→ Task requirements:
When a line in the entries contains the word "true", copy that line in full.

→ Interface dataset entries:
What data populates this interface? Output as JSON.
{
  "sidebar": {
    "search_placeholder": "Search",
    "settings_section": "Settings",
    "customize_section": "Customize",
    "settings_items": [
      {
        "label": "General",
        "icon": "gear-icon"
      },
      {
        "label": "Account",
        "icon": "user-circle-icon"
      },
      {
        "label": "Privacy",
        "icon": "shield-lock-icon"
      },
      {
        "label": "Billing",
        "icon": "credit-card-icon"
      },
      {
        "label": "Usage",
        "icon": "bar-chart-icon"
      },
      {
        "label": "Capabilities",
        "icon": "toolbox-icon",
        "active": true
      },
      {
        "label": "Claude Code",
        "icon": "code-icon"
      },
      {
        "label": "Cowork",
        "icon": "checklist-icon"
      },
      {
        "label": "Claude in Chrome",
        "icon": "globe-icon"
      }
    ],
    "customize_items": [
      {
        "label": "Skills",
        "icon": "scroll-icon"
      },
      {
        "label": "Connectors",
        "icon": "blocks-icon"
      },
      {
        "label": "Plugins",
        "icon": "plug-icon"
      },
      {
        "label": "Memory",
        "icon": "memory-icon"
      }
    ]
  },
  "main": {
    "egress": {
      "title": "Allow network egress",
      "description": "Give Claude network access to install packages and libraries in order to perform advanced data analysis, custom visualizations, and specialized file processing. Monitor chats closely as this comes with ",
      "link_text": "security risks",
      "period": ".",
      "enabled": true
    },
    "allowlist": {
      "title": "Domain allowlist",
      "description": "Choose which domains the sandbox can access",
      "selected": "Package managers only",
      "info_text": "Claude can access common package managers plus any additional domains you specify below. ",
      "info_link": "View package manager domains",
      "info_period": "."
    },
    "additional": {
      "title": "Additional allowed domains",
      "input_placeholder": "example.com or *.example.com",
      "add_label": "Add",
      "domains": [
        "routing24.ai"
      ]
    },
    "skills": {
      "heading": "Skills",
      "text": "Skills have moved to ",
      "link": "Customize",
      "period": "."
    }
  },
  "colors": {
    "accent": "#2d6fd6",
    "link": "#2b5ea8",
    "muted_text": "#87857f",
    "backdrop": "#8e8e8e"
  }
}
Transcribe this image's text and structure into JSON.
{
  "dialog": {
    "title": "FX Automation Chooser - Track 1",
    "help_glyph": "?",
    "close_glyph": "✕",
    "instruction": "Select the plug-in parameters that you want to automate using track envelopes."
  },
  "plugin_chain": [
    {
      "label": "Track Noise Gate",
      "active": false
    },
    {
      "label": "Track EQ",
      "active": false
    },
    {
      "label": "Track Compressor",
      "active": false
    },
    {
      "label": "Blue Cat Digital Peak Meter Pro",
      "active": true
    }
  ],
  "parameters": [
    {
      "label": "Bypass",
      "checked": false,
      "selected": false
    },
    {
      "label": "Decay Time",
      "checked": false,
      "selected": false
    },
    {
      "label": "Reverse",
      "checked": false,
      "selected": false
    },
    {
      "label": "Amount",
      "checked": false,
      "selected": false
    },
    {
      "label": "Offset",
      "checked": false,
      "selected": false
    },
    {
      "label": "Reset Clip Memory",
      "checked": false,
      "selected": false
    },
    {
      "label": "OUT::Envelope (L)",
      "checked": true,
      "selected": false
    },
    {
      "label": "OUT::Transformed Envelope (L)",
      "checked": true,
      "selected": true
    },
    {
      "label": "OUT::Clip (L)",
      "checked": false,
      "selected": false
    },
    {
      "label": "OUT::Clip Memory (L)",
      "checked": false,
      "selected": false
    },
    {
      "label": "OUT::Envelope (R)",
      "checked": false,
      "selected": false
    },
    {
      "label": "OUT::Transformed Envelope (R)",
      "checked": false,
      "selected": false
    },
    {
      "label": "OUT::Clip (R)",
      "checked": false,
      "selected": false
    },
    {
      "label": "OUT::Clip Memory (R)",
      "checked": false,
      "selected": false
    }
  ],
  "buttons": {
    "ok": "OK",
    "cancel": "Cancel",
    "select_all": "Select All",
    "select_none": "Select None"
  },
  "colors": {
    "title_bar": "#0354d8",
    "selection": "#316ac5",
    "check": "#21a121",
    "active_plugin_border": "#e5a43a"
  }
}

→ Output below:
        "active": true
      "enabled": true
      "active": true
      "checked": true,
      "checked": true,
      "selected": true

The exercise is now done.